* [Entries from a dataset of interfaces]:
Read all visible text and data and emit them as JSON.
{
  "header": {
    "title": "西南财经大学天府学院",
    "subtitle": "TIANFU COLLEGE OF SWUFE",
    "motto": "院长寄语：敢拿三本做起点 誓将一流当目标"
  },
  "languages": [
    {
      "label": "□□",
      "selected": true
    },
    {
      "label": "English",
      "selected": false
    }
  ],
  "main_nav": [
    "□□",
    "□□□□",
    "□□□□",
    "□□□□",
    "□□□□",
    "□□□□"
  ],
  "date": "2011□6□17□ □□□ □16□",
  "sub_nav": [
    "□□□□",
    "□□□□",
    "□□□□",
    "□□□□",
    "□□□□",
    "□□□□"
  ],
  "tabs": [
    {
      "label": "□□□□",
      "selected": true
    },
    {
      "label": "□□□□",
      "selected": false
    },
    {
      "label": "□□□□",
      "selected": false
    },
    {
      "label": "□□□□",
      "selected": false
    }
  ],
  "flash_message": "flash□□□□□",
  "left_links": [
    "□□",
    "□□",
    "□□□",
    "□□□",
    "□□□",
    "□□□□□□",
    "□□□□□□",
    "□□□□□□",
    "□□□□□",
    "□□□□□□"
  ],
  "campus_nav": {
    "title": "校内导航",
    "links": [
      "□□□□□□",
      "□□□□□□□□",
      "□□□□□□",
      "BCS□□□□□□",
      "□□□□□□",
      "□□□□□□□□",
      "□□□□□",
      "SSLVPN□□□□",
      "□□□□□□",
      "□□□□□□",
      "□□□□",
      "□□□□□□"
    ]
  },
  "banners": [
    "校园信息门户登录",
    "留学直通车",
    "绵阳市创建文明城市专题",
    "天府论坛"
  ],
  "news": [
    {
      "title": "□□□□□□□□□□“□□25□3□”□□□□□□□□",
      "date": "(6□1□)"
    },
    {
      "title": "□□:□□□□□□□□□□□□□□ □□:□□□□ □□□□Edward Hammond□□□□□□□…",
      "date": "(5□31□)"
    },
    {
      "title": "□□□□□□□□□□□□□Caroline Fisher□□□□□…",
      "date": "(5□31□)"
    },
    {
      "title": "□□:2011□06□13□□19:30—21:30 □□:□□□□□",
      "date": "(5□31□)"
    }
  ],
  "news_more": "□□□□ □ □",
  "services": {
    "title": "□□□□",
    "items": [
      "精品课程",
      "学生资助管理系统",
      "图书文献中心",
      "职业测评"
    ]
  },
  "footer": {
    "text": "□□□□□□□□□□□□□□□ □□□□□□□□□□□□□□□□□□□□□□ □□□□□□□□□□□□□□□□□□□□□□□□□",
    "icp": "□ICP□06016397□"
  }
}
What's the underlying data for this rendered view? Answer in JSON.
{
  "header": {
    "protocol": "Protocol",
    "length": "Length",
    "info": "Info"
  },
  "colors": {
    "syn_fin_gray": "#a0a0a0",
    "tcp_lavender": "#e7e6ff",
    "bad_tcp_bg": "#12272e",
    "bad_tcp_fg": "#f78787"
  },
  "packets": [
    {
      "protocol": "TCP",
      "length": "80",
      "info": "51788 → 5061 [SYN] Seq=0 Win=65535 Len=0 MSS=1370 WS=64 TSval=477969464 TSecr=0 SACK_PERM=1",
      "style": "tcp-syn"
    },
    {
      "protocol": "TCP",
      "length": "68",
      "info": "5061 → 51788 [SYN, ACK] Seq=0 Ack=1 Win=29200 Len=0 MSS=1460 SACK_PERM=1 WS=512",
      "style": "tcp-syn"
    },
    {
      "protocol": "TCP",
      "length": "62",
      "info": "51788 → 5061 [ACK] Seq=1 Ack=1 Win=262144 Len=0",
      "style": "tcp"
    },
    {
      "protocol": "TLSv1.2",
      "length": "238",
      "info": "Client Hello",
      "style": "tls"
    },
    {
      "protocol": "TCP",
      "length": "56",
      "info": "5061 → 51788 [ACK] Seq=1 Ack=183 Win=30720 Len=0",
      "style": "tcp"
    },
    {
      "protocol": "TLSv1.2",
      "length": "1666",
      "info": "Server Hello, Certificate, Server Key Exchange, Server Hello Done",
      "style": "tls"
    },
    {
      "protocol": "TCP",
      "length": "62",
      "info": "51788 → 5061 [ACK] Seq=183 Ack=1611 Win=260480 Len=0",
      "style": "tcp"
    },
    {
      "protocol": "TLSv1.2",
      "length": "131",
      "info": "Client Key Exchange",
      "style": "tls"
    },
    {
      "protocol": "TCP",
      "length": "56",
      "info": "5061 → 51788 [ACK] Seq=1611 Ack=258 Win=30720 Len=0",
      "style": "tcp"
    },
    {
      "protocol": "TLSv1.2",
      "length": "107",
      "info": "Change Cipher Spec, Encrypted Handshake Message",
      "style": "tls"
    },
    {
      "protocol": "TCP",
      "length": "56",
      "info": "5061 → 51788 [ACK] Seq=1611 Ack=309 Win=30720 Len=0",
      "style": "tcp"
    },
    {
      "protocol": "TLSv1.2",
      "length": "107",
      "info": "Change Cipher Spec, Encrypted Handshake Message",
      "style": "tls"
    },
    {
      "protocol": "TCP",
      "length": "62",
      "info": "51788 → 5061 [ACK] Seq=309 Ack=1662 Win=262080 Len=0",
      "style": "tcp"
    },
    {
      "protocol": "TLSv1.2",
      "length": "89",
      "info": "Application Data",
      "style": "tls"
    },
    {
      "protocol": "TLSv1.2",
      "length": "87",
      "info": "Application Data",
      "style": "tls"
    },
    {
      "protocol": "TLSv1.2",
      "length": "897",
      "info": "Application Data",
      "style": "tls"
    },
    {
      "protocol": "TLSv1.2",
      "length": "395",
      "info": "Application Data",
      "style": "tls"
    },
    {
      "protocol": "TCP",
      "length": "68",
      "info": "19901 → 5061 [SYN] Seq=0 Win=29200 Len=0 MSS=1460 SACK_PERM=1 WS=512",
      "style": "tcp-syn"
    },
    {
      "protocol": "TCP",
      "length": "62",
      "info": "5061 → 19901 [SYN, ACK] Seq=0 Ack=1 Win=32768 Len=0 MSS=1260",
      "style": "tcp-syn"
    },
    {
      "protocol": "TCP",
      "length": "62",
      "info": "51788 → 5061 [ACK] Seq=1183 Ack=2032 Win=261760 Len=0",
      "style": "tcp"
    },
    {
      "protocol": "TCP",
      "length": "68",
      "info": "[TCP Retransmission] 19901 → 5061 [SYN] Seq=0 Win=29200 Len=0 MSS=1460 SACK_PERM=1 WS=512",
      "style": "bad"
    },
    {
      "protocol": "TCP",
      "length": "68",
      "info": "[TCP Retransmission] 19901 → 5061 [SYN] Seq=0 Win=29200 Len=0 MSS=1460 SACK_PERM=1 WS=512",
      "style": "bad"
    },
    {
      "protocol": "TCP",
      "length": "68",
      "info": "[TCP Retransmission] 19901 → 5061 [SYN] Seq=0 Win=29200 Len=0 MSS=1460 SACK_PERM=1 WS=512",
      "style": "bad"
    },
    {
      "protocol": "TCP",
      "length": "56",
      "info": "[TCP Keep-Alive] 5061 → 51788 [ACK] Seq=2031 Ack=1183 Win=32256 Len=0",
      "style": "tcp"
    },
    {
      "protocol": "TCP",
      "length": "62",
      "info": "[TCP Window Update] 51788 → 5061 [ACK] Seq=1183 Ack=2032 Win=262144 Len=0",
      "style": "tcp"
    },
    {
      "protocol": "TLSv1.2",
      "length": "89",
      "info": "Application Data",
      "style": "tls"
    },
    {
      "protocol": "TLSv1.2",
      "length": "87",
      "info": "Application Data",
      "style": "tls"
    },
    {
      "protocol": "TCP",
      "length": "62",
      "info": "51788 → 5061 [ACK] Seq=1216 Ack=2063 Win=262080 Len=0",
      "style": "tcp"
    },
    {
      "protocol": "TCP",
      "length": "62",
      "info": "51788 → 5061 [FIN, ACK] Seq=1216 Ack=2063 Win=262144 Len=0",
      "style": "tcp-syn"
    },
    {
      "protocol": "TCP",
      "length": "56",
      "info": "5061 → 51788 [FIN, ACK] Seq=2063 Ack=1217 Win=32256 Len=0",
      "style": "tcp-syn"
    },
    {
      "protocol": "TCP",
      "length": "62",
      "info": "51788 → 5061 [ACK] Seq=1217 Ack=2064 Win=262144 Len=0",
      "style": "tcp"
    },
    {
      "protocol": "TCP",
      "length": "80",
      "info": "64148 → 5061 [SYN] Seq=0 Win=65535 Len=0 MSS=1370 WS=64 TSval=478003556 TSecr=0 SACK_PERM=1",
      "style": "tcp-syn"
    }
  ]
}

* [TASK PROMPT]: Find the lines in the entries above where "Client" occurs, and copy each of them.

* [WRITTEN REPLY]:
      "info": "Client Hello",
      "info": "Client Key Exchange",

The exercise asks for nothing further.